I’m a bit of an author groupie. I admit it. There’s nothing better than listening to an author talk about how and why s/he does what s/he does. So, last week, when I had the opportunity to go and listen to Colm Toibin, author of one of my favorite books, Brooklyn, I was ridiculously excited. When a friend offered a VIP ticket, I was dizzy!
First: his name. In the Australian Radio National interview, below, you’ll see he says something like ‘collum toe bean’. Those are terrible phonetics, but I think you get it.
Here are the main ideas I took away from the public discussion at City University here in Hong Kong. Please note that this represents how I understood what he said. It may not be exactly what he intended!

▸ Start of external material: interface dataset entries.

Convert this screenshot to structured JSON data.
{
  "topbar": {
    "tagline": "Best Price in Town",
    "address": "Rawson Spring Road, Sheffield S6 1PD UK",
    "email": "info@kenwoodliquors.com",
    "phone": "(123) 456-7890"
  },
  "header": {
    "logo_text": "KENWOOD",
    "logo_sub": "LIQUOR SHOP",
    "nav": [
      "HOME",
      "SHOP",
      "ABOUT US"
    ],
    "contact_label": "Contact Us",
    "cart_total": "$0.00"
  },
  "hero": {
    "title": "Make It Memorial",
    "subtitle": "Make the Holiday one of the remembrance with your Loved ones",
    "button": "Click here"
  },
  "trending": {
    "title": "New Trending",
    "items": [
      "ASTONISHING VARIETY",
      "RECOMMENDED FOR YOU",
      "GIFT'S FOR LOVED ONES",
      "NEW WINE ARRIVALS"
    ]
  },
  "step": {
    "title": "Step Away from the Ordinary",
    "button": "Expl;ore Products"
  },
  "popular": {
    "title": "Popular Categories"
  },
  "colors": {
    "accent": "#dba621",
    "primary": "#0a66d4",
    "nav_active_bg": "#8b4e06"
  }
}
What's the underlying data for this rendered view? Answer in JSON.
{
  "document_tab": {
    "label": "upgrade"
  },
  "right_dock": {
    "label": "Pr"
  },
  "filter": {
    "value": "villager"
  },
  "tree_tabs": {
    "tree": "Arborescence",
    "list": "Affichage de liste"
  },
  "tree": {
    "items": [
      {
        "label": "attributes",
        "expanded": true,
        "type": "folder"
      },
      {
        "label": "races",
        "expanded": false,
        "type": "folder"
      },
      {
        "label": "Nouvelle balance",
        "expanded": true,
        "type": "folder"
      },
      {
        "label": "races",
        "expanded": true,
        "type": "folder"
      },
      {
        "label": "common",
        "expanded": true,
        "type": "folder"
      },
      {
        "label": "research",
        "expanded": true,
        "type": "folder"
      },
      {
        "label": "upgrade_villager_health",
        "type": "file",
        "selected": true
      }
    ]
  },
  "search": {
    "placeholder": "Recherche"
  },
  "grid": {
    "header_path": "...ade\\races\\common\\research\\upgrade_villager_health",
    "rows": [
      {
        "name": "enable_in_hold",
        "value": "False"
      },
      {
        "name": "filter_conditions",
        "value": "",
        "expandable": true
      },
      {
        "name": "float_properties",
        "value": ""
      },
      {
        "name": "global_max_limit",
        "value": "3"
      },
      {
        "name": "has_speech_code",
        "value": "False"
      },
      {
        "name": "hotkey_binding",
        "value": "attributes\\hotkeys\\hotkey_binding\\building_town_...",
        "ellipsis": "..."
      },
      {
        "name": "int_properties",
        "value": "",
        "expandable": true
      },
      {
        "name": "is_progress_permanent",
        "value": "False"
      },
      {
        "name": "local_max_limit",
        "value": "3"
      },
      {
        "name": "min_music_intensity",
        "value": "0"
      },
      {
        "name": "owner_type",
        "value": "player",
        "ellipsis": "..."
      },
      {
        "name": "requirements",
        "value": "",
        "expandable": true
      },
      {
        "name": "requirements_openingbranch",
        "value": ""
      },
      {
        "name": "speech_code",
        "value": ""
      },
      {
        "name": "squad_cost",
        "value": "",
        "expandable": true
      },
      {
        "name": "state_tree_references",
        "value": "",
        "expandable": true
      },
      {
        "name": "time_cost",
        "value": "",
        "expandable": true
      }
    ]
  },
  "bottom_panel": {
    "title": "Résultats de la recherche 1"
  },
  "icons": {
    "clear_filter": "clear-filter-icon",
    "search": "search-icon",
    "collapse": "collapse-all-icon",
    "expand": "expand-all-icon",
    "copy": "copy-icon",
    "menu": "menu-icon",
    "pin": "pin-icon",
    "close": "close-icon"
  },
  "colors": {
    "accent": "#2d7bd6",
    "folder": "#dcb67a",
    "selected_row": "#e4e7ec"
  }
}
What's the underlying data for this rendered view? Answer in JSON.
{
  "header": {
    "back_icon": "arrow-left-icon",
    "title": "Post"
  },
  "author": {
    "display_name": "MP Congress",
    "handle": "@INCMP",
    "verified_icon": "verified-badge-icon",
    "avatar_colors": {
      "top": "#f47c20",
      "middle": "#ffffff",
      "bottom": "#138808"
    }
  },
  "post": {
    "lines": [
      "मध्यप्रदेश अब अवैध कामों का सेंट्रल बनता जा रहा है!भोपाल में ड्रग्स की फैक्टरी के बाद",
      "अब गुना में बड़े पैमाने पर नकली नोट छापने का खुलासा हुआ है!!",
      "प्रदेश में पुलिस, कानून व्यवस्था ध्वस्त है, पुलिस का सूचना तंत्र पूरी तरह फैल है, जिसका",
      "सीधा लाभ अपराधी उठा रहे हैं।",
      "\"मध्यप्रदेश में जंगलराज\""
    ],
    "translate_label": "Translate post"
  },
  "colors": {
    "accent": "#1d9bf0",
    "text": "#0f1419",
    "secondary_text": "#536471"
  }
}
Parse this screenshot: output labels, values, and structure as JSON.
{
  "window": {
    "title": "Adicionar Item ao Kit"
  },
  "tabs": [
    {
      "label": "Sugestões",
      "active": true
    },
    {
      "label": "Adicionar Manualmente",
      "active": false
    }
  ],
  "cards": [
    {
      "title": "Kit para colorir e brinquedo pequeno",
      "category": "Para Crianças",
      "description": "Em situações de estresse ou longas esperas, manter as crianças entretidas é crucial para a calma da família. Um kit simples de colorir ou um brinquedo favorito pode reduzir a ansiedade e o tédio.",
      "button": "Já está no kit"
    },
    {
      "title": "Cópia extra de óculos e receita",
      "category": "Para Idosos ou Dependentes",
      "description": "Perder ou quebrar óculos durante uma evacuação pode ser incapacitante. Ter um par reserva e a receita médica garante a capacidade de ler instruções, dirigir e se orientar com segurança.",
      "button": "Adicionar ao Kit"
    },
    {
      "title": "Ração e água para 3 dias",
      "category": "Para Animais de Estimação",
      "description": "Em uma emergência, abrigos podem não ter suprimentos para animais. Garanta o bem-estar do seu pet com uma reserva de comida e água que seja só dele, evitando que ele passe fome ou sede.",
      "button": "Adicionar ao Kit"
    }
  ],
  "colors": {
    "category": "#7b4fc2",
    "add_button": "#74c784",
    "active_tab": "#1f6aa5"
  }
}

On mothers as characters:
As characters, mothers can get in the way. They replace indecision and they can be an obstacle in a son or daughter’s journey. He said that characters need to grow away from their parents to become themselves.
On the difference between fiction and theatre:
Fiction lends itself to a lack of communication in a way that theatre can’t.
He said someone once said that home is where the heart breaks. He said home is where you keep your CDs. When he arrives in the US (where he teaches part of the year), the next morning, he misses Ireland. He misses things he doesn’t even like, like Irish bread. Out of this, he creates a short story every year. He talked about how, as a child, his family in Wexford would travel to the coast every year. His mother made them swim even if it was raining. He didn’t like it – it was miserable, but later, living in Dublin, he missed those beach holidays. He built a house on the cliffs where they’d holidayed as children. It’s kind of miserable, but when he’s not there, and he thinks of it, he likes it. When he stays there, the morning after he arrives, he wishes he were back in Dublin. He reminded us of Thomas Wolfe’s take: You can never go home. Colm said home is a place of the soul. He knows it and it knows him. He said he can’t work with a character at home. He needs to take them out—they need the displacement.
On writing female characters:
He said men often don’t talk about important things. Women worry about things. They’re more interesting to write because everything is a decision.
On writing what’s in the shadows:
Rather than write about the new marriage in Pride and Prejudice, he’d be interested in what happens five years later. He said love is of no use to a novelist. He wants to know what it’s like on a Monday. He’s interested in broken things and shadows—they’re much more interesting. (This was my favorite part.)
On writing a novel:
The idea of imagining others is a terribly important skill—desperately important. An idea’s not enough to write a novel. The characters have to move into a rhythm. The piece has to move of its own accord. It becomes something that matters. Take the first idea or paragraph as a gift and then work hard.
You must tell a story that you should not tell, must not tell. Break the rules. Open things up for people. Use parts of yourself that everyone else keeps secret. Reveal yourself. Our calling is a very serious one. Writing is rewriting and reading.
On writing the end to a novel:
It can’t be planned in too much detail. If you have an image of what the end has to look like, you’re condemning it. You need a looseness in your character development. See where it takes you. Don’t force the structure. The ending has to be organic rather than deliberate. He likes to find a way to vaguely establish some kind of future for the character—a door slightly open. You need an honest friend to read your ending. He said there’s no good ending for a book.
On his writing practice:
He said excuses are rubbish. In Barcelona, he went back to writing longhand. He said that even if you have to work in a windowless room, get down and do it. Reward yourself as necessary— for instance, with chocolate or checking email. We fight a constant battle against laziness and excuses. You can always find an hour in the day. There’s only one way to work. It’s to work.
I love the idea of writing what’s in the shadows. You can really feel that in Brooklyn. I felt often, while I was reading it, that the story was actually happening between the words. You understand so much that is not said. He’s really a great writer.